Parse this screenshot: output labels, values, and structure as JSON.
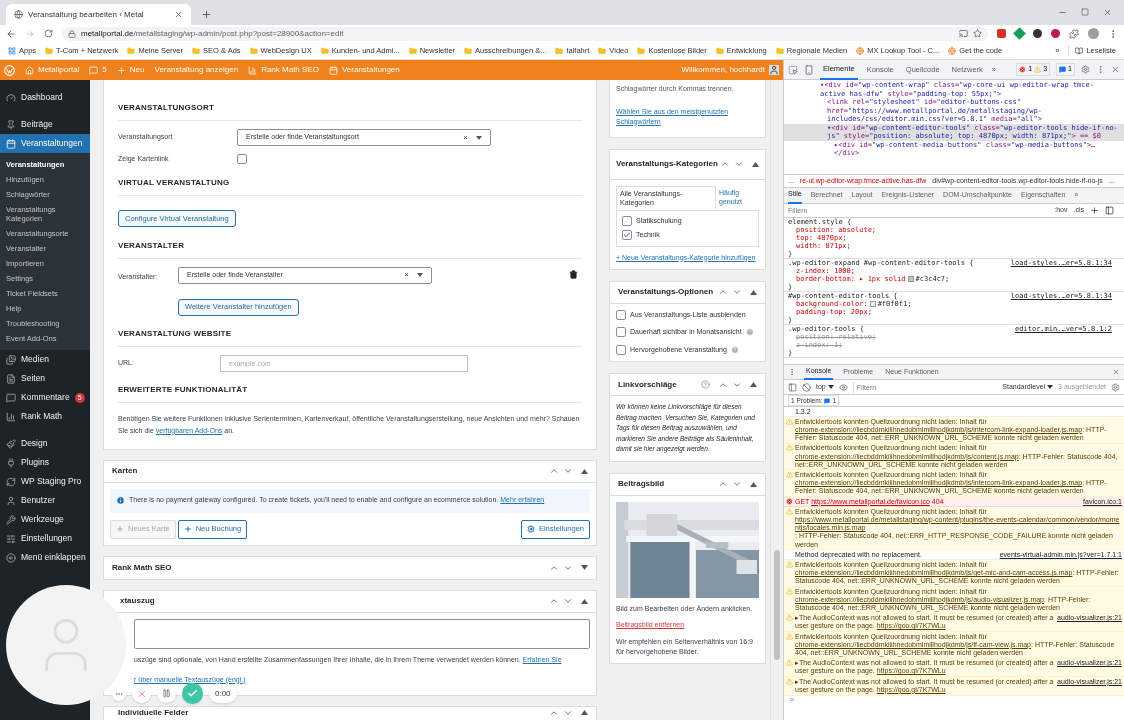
{
  "browser": {
    "tab": {
      "title": "Veranstaltung bearbeiten ‹ Metal"
    },
    "url": {
      "host": "metallportal.de",
      "path": "/metallstaging/wp-admin/post.php?post=28900&action=edit"
    },
    "bookmarks": [
      {
        "kind": "apps",
        "label": "Apps"
      },
      {
        "kind": "folder",
        "label": "T-Com + Netzwerk"
      },
      {
        "kind": "folder",
        "label": "Meine Server"
      },
      {
        "kind": "folder",
        "label": "SEO & Ads"
      },
      {
        "kind": "folder",
        "label": "WebDesign UX"
      },
      {
        "kind": "folder",
        "label": "Kunden- und Admi..."
      },
      {
        "kind": "folder",
        "label": "Newsletter"
      },
      {
        "kind": "folder",
        "label": "Ausschreibungen &..."
      },
      {
        "kind": "folder",
        "label": "talfahrt"
      },
      {
        "kind": "folder",
        "label": "Video"
      },
      {
        "kind": "folder",
        "label": "Kostenlose Bilder"
      },
      {
        "kind": "folder",
        "label": "Entwicklung"
      },
      {
        "kind": "folder",
        "label": "Regionale Medien"
      },
      {
        "kind": "site",
        "label": "MX Lookup Tool - C..."
      },
      {
        "kind": "site",
        "label": "Get the code"
      }
    ],
    "bookmarks_more": "»",
    "reading_list": "Leseliste"
  },
  "admin_bar": {
    "items": [
      "Metallportal",
      "5",
      "Neu",
      "Veranstaltung anzeigen",
      "Rank Math SEO",
      "Veranstaltungen"
    ],
    "greeting": "Willkommen, hochhardt"
  },
  "sidebar": {
    "groups": [
      [
        {
          "label": "Dashboard",
          "selected": false
        }
      ],
      [
        {
          "label": "Beiträge",
          "selected": false
        },
        {
          "label": "Veranstaltungen",
          "selected": true,
          "children": [
            {
              "label": "Veranstaltungen",
              "selected": true
            },
            {
              "label": "Hinzufügen",
              "selected": false
            },
            {
              "label": "Schlagwörter",
              "selected": false
            },
            {
              "label": "Veranstaltungs Kategorien",
              "selected": false
            },
            {
              "label": "Veranstaltungsorte",
              "selected": false
            },
            {
              "label": "Veranstalter",
              "selected": false
            },
            {
              "label": "Importieren",
              "selected": false
            },
            {
              "label": "Settings",
              "selected": false
            },
            {
              "label": "Ticket Fieldsets",
              "selected": false
            },
            {
              "label": "Help",
              "selected": false
            },
            {
              "label": "Troubleshooting",
              "selected": false
            },
            {
              "label": "Event Add-Ons",
              "selected": false
            }
          ]
        },
        {
          "label": "Medien",
          "selected": false
        },
        {
          "label": "Seiten",
          "selected": false
        },
        {
          "label": "Kommentare",
          "selected": false,
          "badge": "5"
        },
        {
          "label": "Rank Math",
          "selected": false
        }
      ],
      [
        {
          "label": "Design",
          "selected": false
        },
        {
          "label": "Plugins",
          "selected": false
        },
        {
          "label": "WP Staging Pro",
          "selected": false
        },
        {
          "label": "Benutzer",
          "selected": false
        },
        {
          "label": "Werkzeuge",
          "selected": false
        },
        {
          "label": "Einstellungen",
          "selected": false
        },
        {
          "label": "Menü einklappen",
          "selected": false
        }
      ]
    ]
  },
  "event_details": {
    "venue": {
      "heading": "VERANSTALTUNGSORT",
      "label": "Veranstaltungsort",
      "value": "Erstelle oder finde Veranstaltungsort",
      "clear": "×",
      "map_label": "Zeige Kartenlink",
      "map_checked": false
    },
    "virtual": {
      "heading": "VIRTUAL VERANSTALTUNG",
      "button": "Configure Virtual Veranstaltung"
    },
    "organizer": {
      "heading": "VERANSTALTER",
      "label": "Veranstalter:",
      "value": "Erstelle oder finde Veranstalter",
      "clear": "×",
      "add_button": "Weitere Veranstalter hinzufügen"
    },
    "website": {
      "heading": "VERANSTALTUNG WEBSITE",
      "label": "URL:",
      "placeholder": "example.com"
    },
    "extended": {
      "heading": "ERWEITERTE FUNKTIONALITÄT",
      "text": "Benötigen Sie weitere Funktionen inklusive Serienterminen, Kartenverkauf, öffentliche Veranstaltungserstellung, neue Ansichten und mehr? Schauen Sie sich die ",
      "link": "verfügbaren Add-Ons",
      "text_after": " an."
    }
  },
  "tickets": {
    "title": "Karten",
    "expanded": true,
    "notice": "There is no payment gateway configured. To create tickets, you'll need to enable and configure an ecommerce solution. ",
    "notice_link": "Mehr erfahren",
    "buttons": [
      {
        "label": "Neues Karte",
        "disabled": true
      },
      {
        "label": "Neu Buchung",
        "disabled": false
      }
    ],
    "settings": "Einstellungen"
  },
  "rank_math": {
    "title": "Rank Math SEO",
    "expanded": false
  },
  "excerpt": {
    "title": "xtauszug",
    "expanded": true,
    "help": "uszüge sind optionale, von Hand erstellte Zusammenfassungen Ihrer Inhalte, die in Ihrem Theme verwendet werden können. ",
    "help_link": "Erfahren Sie",
    "help_line2": "r über manuelle Textauszüge (engl.)"
  },
  "custom_fields": {
    "title": "Individuelle Felder",
    "expanded": true
  },
  "tags_box": {
    "text": "Schlagwörter durch Kommas trennen.",
    "link": "Wählen Sie aus den meistgenutzten Schlagwörtern"
  },
  "categories": {
    "title": "Veranstaltungs-Kategorien",
    "expanded": true,
    "tabs": [
      {
        "label": "Alle Veranstaltungs-Kategorien",
        "selected": true
      },
      {
        "label": "Häufig genutzt",
        "selected": false
      }
    ],
    "items": [
      {
        "label": "Statikschulung",
        "checked": false
      },
      {
        "label": "Technik",
        "checked": true
      }
    ],
    "add_link": "+ Neue Veranstaltungs-Kategorie hinzufügen"
  },
  "options": {
    "title": "Veranstaltungs-Optionen",
    "expanded": true,
    "items": [
      {
        "label": "Aus Veranstaltungs-Liste ausblenden",
        "checked": false,
        "help": false
      },
      {
        "label": "Dauerhaft sichtbar in Monatsansicht",
        "checked": false,
        "help": true
      },
      {
        "label": "Hervorgehobene Veranstaltung",
        "checked": false,
        "help": true
      }
    ]
  },
  "link_suggestions": {
    "title": "Linkvorschläge",
    "expanded": true,
    "text": "Wir können keine Linkvorschläge für diesen Beitrag machen. Versuchen Sie, Kategorien und Tags für diesen Beitrag auszuwählen, und markieren Sie andere Beiträge als Säuleninhalt, damit sie hier angezeigt werden."
  },
  "featured_image": {
    "title": "Beitragsbild",
    "expanded": true,
    "hint": "Bild zum Bearbeiten oder Ändern anklicken.",
    "remove": "Beitragsbild entfernen",
    "note": "Wir empfehlen ein Seitenverhältnis von 16:9 für hervorgehobene Bilder."
  },
  "recorder": {
    "time": "0:00"
  },
  "devtools": {
    "tabs": [
      {
        "label": "Elemente",
        "selected": true
      },
      {
        "label": "Konsole",
        "selected": false
      },
      {
        "label": "Quellcode",
        "selected": false
      },
      {
        "label": "Netzwerk",
        "selected": false
      }
    ],
    "tabs_more": "»",
    "errors": "1",
    "warnings": "3",
    "issues": "1",
    "dom": [
      {
        "text": "▾<div id=\"wp-content-wrap\" class=\"wp-core-ui wp-editor-wrap tmce-active has-dfw\" style=\"padding-top: 55px;\">",
        "selected": false,
        "children": [
          {
            "text": "<link rel=\"stylesheet\" id=\"editor-buttons-css\" href=\"https://www.metallportal.de/metallstaging/wp-includes/css/editor.min.css?ver=5.8.1\" media=\"all\">",
            "selected": false
          },
          {
            "text": "▾<div id=\"wp-content-editor-tools\" class=\"wp-editor-tools hide-if-no-js\" style=\"position: absolute; top: 4870px; width: 871px;\"> == $0",
            "selected": true,
            "children": [
              {
                "text": "▸<div id=\"wp-content-media-buttons\" class=\"wp-media-buttons\">…",
                "selected": false
              },
              {
                "text": "</div>",
                "selected": false
              }
            ]
          }
        ]
      }
    ],
    "breadcrumb": [
      "...",
      "re-ui.wp-editor-wrap.tmce-active.has-dfw",
      "div#wp-content-editor-tools.wp-editor-tools.hide-if-no-js",
      "..."
    ],
    "subtabs": [
      {
        "label": "Stile",
        "selected": true
      },
      {
        "label": "Berechnet",
        "selected": false
      },
      {
        "label": "Layout",
        "selected": false
      },
      {
        "label": "Ereignis-Listener",
        "selected": false
      },
      {
        "label": "DOM-Umschaltpunkte",
        "selected": false
      },
      {
        "label": "Eigenschaften",
        "selected": false
      }
    ],
    "subtabs_more": "»",
    "filter": {
      "placeholder": "Filtern",
      "hov": ":hov",
      "cls": ".cls"
    },
    "rules": [
      {
        "selector": "element.style {",
        "props": [
          {
            "text": "position: absolute;",
            "struck": false
          },
          {
            "text": "top: 4870px;",
            "struck": false
          },
          {
            "text": "width: 871px;",
            "struck": false
          }
        ],
        "close": "}"
      },
      {
        "selector": ".wp-editor-expand #wp-content-editor-tools {",
        "source": "load-styles.…er=5.8.1:34",
        "props": [
          {
            "text": "z-index: 1000;",
            "struck": false
          },
          {
            "text": "border-bottom: ▸ 1px solid",
            "swatch": "#c3c4c7",
            "after": ";",
            "struck": false
          }
        ],
        "close": "}"
      },
      {
        "selector": "#wp-content-editor-tools {",
        "source": "load-styles.…er=5.8.1:34",
        "props": [
          {
            "text": "background-color:",
            "swatch": "#f0f0f1",
            "after": ";",
            "struck": false
          },
          {
            "text": "padding-top: 20px;",
            "struck": false
          }
        ],
        "close": "}"
      },
      {
        "selector": ".wp-editor-tools {",
        "source": "editor.min.…ver=5.8.1:2",
        "props": [
          {
            "text": "position: relative;",
            "struck": true
          },
          {
            "text": "z-index: 1;",
            "struck": true
          }
        ],
        "close": "}"
      }
    ],
    "drawer_tabs": [
      {
        "label": "Konsole",
        "selected": true
      },
      {
        "label": "Probleme",
        "selected": false
      },
      {
        "label": "Neue Funktionen",
        "selected": false
      }
    ],
    "console": {
      "context": "top",
      "filter_placeholder": "Filtern",
      "level": "Standardlevel",
      "hidden": "3 ausgeblendet",
      "problems": "1 Problem:",
      "problems_count": "1",
      "messages": [
        {
          "kind": "log",
          "text": "1.3.2"
        },
        {
          "kind": "warning",
          "text": "Entwicklertools konnten Quellzuordnung nicht laden: Inhalt für ",
          "link": "chrome-extension://liecbddmkiiihnedobmlmillhodjkdmb/js/intercom-link-expand-loader.js.map",
          "after": ": HTTP-Fehler: Statuscode 404, net::ERR_UNKNOWN_URL_SCHEME konnte nicht geladen werden"
        },
        {
          "kind": "warning",
          "text": "Entwicklertools konnten Quellzuordnung nicht laden: Inhalt für ",
          "link": "chrome-extension://liecbddmkiiihnedobmlmillhodjkdmb/js/content.js.map",
          "after": ": HTTP-Fehler: Statuscode 404, net::ERR_UNKNOWN_URL_SCHEME konnte nicht geladen werden"
        },
        {
          "kind": "warning",
          "text": "Entwicklertools konnten Quellzuordnung nicht laden: Inhalt für ",
          "link": "chrome-extension://liecbddmkiiihnedobmlmillhodjkdmb/js/intercom-link-expand-loader.js.map",
          "after": ": HTTP-Fehler: Statuscode 404, net::ERR_UNKNOWN_URL_SCHEME konnte nicht geladen werden"
        },
        {
          "kind": "error",
          "text": "GET ",
          "link": "https://www.metallportal.de/favicon.ico",
          "after": " 404",
          "source": "favicon.ico:1"
        },
        {
          "kind": "warning",
          "text": "Entwicklertools konnten Quellzuordnung nicht laden: Inhalt für ",
          "link": "https://www.metallportal.de/metallstaging/wp-content/plugins/the-events-calendar/common/vendor/momentjs/locales.min.js.map",
          "after": ": HTTP-Fehler: Statuscode 404, net::ERR_HTTP_RESPONSE_CODE_FAILURE konnte nicht geladen werden"
        },
        {
          "kind": "log",
          "text": "Method deprecated with no replacement.",
          "source": "events-virtual-admin.min.js?ver=1.7.1:1"
        },
        {
          "kind": "warning",
          "text": "Entwicklertools konnten Quellzuordnung nicht laden: Inhalt für ",
          "link": "chrome-extension://liecbddmkiiihnedobmlmillhodjkdmb/js/get-mic-and-cam-access.js.map",
          "after": ": HTTP-Fehler: Statuscode 404, net::ERR_UNKNOWN_URL_SCHEME konnte nicht geladen werden"
        },
        {
          "kind": "warning",
          "text": "Entwicklertools konnten Quellzuordnung nicht laden: Inhalt für ",
          "link": "chrome-extension://liecbddmkiiihnedobmlmillhodjkdmb/js/audio-visualizer.js.map",
          "after": ": HTTP-Fehler: Statuscode 404, net::ERR_UNKNOWN_URL_SCHEME konnte nicht geladen werden"
        },
        {
          "kind": "warning",
          "text": "▸The AudioContext was not allowed to start. It must be resumed (or created) after a user gesture on the page. ",
          "link": "https://goo.gl/7K7WLu",
          "source": "audio-visualizer.js:21"
        },
        {
          "kind": "warning",
          "text": "Entwicklertools konnten Quellzuordnung nicht laden: Inhalt für ",
          "link": "chrome-extension://liecbddmkiiihnedobmlmillhodjkdmb/js/ff-cam-view.js.map",
          "after": ": HTTP-Fehler: Statuscode 404, net::ERR_UNKNOWN_URL_SCHEME konnte nicht geladen werden"
        },
        {
          "kind": "warning",
          "text": "▸The AudioContext was not allowed to start. It must be resumed (or created) after a user gesture on the page. ",
          "link": "https://goo.gl/7K7WLu",
          "source": "audio-visualizer.js:21"
        },
        {
          "kind": "warning",
          "text": "▸The AudioContext was not allowed to start. It must be resumed (or created) after a user gesture on the page. ",
          "link": "https://goo.gl/7K7WLu",
          "source": "audio-visualizer.js:21"
        }
      ],
      "prompt": ">"
    }
  }
}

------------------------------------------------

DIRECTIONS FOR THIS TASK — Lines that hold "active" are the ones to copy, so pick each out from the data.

PROBLEM SOLUTION —
        "text": "▾<div id=\"wp-content-wrap\" class=\"wp-core-ui wp-editor-wrap tmce-active has-dfw\" style=\"padding-top: 55px;\">",
      "re-ui.wp-editor-wrap.tmce-active.has-dfw",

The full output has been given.